PROVIDED RECORDS:
Segment Open
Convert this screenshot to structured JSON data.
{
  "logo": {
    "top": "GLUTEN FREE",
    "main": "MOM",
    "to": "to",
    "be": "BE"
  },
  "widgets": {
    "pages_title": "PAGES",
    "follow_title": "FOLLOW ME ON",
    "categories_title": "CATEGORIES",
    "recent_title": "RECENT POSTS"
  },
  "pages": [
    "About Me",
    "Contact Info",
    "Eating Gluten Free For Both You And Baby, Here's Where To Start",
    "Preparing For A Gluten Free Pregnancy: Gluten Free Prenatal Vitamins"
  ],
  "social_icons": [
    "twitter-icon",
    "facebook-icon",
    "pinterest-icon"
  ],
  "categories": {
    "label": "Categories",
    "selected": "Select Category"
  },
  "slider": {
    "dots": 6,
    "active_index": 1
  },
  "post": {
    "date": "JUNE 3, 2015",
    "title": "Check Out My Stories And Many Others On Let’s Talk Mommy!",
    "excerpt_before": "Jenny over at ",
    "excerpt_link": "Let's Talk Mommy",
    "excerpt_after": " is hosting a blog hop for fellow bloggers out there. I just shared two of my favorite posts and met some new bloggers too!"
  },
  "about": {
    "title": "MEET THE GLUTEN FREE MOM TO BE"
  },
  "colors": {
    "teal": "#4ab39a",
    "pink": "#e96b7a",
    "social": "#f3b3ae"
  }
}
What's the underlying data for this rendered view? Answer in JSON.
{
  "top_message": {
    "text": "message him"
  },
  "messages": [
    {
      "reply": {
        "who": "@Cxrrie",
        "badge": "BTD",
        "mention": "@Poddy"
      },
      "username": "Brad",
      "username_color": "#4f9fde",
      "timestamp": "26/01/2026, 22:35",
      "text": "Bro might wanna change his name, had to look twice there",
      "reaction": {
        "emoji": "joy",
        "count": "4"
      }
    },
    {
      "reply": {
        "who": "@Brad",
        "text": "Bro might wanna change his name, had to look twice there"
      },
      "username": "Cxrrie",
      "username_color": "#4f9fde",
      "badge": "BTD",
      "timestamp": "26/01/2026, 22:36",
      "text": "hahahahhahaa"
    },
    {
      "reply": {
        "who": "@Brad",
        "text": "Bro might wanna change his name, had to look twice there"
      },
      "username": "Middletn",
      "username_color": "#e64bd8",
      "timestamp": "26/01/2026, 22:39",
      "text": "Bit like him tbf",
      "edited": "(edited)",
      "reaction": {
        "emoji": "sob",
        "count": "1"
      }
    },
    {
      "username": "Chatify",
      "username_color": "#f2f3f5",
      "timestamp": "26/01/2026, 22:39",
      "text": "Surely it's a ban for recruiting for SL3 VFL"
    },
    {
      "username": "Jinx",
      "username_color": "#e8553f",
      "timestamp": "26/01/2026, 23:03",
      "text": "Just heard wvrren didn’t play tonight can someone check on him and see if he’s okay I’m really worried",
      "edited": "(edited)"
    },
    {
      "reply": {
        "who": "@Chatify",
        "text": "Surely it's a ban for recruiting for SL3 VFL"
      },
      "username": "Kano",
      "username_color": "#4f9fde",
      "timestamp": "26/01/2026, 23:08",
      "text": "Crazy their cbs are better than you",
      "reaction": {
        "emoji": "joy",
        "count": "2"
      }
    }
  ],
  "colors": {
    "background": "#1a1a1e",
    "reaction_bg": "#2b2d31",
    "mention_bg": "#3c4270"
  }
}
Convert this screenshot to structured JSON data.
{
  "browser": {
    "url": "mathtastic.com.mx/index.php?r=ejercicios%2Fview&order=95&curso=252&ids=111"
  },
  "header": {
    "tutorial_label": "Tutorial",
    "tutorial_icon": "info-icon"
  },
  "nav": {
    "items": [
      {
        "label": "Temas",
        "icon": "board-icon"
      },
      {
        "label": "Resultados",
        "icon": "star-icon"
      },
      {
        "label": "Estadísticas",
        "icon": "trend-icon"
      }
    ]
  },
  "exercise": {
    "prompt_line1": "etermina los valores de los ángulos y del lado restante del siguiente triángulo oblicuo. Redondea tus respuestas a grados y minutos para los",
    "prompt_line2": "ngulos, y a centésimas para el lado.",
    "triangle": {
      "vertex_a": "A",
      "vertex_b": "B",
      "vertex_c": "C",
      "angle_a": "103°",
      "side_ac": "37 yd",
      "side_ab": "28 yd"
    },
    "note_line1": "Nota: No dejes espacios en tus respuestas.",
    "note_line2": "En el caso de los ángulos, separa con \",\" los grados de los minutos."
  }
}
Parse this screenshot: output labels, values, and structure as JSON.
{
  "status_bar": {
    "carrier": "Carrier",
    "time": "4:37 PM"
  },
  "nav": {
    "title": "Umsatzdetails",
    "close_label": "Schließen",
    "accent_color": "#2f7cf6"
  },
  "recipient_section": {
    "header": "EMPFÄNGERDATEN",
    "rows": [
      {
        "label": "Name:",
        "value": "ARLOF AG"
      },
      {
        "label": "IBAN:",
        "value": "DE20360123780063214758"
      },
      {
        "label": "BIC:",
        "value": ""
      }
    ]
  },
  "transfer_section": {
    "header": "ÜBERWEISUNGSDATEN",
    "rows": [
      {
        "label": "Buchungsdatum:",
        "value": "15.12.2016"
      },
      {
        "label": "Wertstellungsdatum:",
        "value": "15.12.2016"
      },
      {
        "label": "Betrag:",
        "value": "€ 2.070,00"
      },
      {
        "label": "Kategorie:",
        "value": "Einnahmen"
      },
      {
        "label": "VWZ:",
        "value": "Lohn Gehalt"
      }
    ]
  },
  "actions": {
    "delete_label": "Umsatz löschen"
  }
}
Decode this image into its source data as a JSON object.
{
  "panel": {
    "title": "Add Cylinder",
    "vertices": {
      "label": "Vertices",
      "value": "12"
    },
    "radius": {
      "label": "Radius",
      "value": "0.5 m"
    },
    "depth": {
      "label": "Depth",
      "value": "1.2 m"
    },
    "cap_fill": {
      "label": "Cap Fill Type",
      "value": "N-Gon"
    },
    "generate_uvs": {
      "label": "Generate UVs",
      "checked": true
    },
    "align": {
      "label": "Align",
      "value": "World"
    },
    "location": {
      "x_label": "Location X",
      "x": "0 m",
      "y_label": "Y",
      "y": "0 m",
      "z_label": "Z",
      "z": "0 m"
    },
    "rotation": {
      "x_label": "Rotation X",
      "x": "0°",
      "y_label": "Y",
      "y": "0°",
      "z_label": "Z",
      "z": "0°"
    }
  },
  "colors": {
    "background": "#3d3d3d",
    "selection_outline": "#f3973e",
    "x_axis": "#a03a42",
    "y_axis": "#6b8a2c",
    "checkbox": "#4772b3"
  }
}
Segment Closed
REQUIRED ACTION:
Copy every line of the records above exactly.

REPLY TO THE EXERCISE:
Convert this screenshot to structured JSON data.
{
  "logo": {
    "top": "GLUTEN FREE",
    "main": "MOM",
    "to": "to",
    "be": "BE"
  },
  "widgets": {
    "pages_title": "PAGES",
    "follow_title": "FOLLOW ME ON",
    "categories_title": "CATEGORIES",
    "recent_title": "RECENT POSTS"
  },
  "pages": [
    "About Me",
    "Contact Info",
    "Eating Gluten Free For Both You And Baby, Here's Where To Start",
    "Preparing For A Gluten Free Pregnancy: Gluten Free Prenatal Vitamins"
  ],
  "social_icons": [
    "twitter-icon",
    "facebook-icon",
    "pinterest-icon"
  ],
  "categories": {
    "label": "Categories",
    "selected": "Select Category"
  },
  "slider": {
    "dots": 6,
    "active_index": 1
  },
  "post": {
    "date": "JUNE 3, 2015",
    "title": "Check Out My Stories And Many Others On Let’s Talk Mommy!",
    "excerpt_before": "Jenny over at ",
    "excerpt_link": "Let's Talk Mommy",
    "excerpt_after": " is hosting a blog hop for fellow bloggers out there. I just shared two of my favorite posts and met some new bloggers too!"
  },
  "about": {
    "title": "MEET THE GLUTEN FREE MOM TO BE"
  },
  "colors": {
    "teal": "#4ab39a",
    "pink": "#e96b7a",
    "social": "#f3b3ae"
  }
}
What's the underlying data for this rendered view? Answer in JSON.
{
  "top_message": {
    "text": "message him"
  },
  "messages": [
    {
      "reply": {
        "who": "@Cxrrie",
        "badge": "BTD",
        "mention": "@Poddy"
      },
      "username": "Brad",
      "username_color": "#4f9fde",
      "timestamp": "26/01/2026, 22:35",
      "text": "Bro might wanna change his name, had to look twice there",
      "reaction": {
        "emoji": "joy",
        "count": "4"
      }
    },
    {
      "reply": {
        "who": "@Brad",
        "text": "Bro might wanna change his name, had to look twice there"
      },
      "username": "Cxrrie",
      "username_color": "#4f9fde",
      "badge": "BTD",
      "timestamp": "26/01/2026, 22:36",
      "text": "hahahahhahaa"
    },
    {
      "reply": {
        "who": "@Brad",
        "text": "Bro might wanna change his name, had to look twice there"
      },
      "username": "Middletn",
      "username_color": "#e64bd8",
      "timestamp": "26/01/2026, 22:39",
      "text": "Bit like him tbf",
      "edited": "(edited)",
      "reaction": {
        "emoji": "sob",
        "count": "1"
      }
    },
    {
      "username": "Chatify",
      "username_color": "#f2f3f5",
      "timestamp": "26/01/2026, 22:39",
      "text": "Surely it's a ban for recruiting for SL3 VFL"
    },
    {
      "username": "Jinx",
      "username_color": "#e8553f",
      "timestamp": "26/01/2026, 23:03",
      "text": "Just heard wvrren didn’t play tonight can someone check on him and see if he’s okay I’m really worried",
      "edited": "(edited)"
    },
    {
      "reply": {
        "who": "@Chatify",
        "text": "Surely it's a ban for recruiting for SL3 VFL"
      },
      "username": "Kano",
      "username_color": "#4f9fde",
      "timestamp": "26/01/2026, 23:08",
      "text": "Crazy their cbs are better than you",
      "reaction": {
        "emoji": "joy",
        "count": "2"
      }
    }
  ],
  "colors": {
    "background": "#1a1a1e",
    "reaction_bg": "#2b2d31",
    "mention_bg": "#3c4270"
  }
}
Convert this screenshot to structured JSON data.
{
  "browser": {
    "url": "mathtastic.com.mx/index.php?r=ejercicios%2Fview&order=95&curso=252&ids=111"
  },
  "header": {
    "tutorial_label": "Tutorial",
    "tutorial_icon": "info-icon"
  },
  "nav": {
    "items": [
      {
        "label": "Temas",
        "icon": "board-icon"
      },
      {
        "label": "Resultados",
        "icon": "star-icon"
      },
      {
        "label": "Estadísticas",
        "icon": "trend-icon"
      }
    ]
  },
  "exercise": {
    "prompt_line1": "etermina los valores de los ángulos y del lado restante del siguiente triángulo oblicuo. Redondea tus respuestas a grados y minutos para los",
    "prompt_line2": "ngulos, y a centésimas para el lado.",
    "triangle": {
      "vertex_a": "A",
      "vertex_b": "B",
      "vertex_c": "C",
      "angle_a": "103°",
      "side_ac": "37 yd",
      "side_ab": "28 yd"
    },
    "note_line1": "Nota: No dejes espacios en tus respuestas.",
    "note_line2": "En el caso de los ángulos, separa con \",\" los grados de los minutos."
  }
}
Parse this screenshot: output labels, values, and structure as JSON.
{
  "status_bar": {
    "carrier": "Carrier",
    "time": "4:37 PM"
  },
  "nav": {
    "title": "Umsatzdetails",
    "close_label": "Schließen",
    "accent_color": "#2f7cf6"
  },
  "recipient_section": {
    "header": "EMPFÄNGERDATEN",
    "rows": [
      {
        "label": "Name:",
        "value": "ARLOF AG"
      },
      {
        "label": "IBAN:",
        "value": "DE20360123780063214758"
      },
      {
        "label": "BIC:",
        "value": ""
      }
    ]
  },
  "transfer_section": {
    "header": "ÜBERWEISUNGSDATEN",
    "rows": [
      {
        "label": "Buchungsdatum:",
        "value": "15.12.2016"
      },
      {
        "label": "Wertstellungsdatum:",
        "value": "15.12.2016"
      },
      {
        "label": "Betrag:",
        "value": "€ 2.070,00"
      },
      {
        "label": "Kategorie:",
        "value": "Einnahmen"
      },
      {
        "label": "VWZ:",
        "value": "Lohn Gehalt"
      }
    ]
  },
  "actions": {
    "delete_label": "Umsatz löschen"
  }
}
Decode this image into its source data as a JSON object.
{
  "panel": {
    "title": "Add Cylinder",
    "vertices": {
      "label": "Vertices",
      "value": "12"
    },
    "radius": {
      "label": "Radius",
      "value": "0.5 m"
    },
    "depth": {
      "label": "Depth",
      "value": "1.2 m"
    },
    "cap_fill": {
      "label": "Cap Fill Type",
      "value": "N-Gon"
    },
    "generate_uvs": {
      "label": "Generate UVs",
      "checked": true
    },
    "align": {
      "label": "Align",
      "value": "World"
    },
    "location": {
      "x_label": "Location X",
      "x": "0 m",
      "y_label": "Y",
      "y": "0 m",
      "z_label": "Z",
      "z": "0 m"
    },
    "rotation": {
      "x_label": "Rotation X",
      "x": "0°",
      "y_label": "Y",
      "y": "0°",
      "z_label": "Z",
      "z": "0°"
    }
  },
  "colors": {
    "background": "#3d3d3d",
    "selection_outline": "#f3973e",
    "x_axis": "#a03a42",
    "y_axis": "#6b8a2c",
    "checkbox": "#4772b3"
  }
}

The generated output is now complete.